ABOUT THIS EXERCISE:
Wherever the word "server" shows up in the data, report the line it sits in.

+++ SOURCE RECORDS

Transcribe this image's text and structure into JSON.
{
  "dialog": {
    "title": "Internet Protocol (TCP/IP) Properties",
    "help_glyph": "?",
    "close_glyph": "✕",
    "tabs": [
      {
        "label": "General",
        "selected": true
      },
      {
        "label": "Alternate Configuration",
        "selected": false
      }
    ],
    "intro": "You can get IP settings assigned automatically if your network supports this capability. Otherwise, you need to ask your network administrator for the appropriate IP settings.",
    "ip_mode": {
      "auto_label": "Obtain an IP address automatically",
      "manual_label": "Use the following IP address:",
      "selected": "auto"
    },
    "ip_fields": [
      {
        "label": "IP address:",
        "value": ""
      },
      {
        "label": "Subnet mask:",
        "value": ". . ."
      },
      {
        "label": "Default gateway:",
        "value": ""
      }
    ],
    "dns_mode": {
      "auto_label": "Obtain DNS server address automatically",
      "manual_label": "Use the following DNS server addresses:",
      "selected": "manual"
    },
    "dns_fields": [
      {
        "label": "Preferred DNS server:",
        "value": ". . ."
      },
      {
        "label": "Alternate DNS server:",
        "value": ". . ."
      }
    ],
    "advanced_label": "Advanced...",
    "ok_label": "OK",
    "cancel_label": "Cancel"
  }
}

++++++

WORKED SOLUTION:
      "auto_label": "Obtain DNS server address automatically",
      "manual_label": "Use the following DNS server addresses:",
        "label": "Preferred DNS server:",
        "label": "Alternate DNS server:",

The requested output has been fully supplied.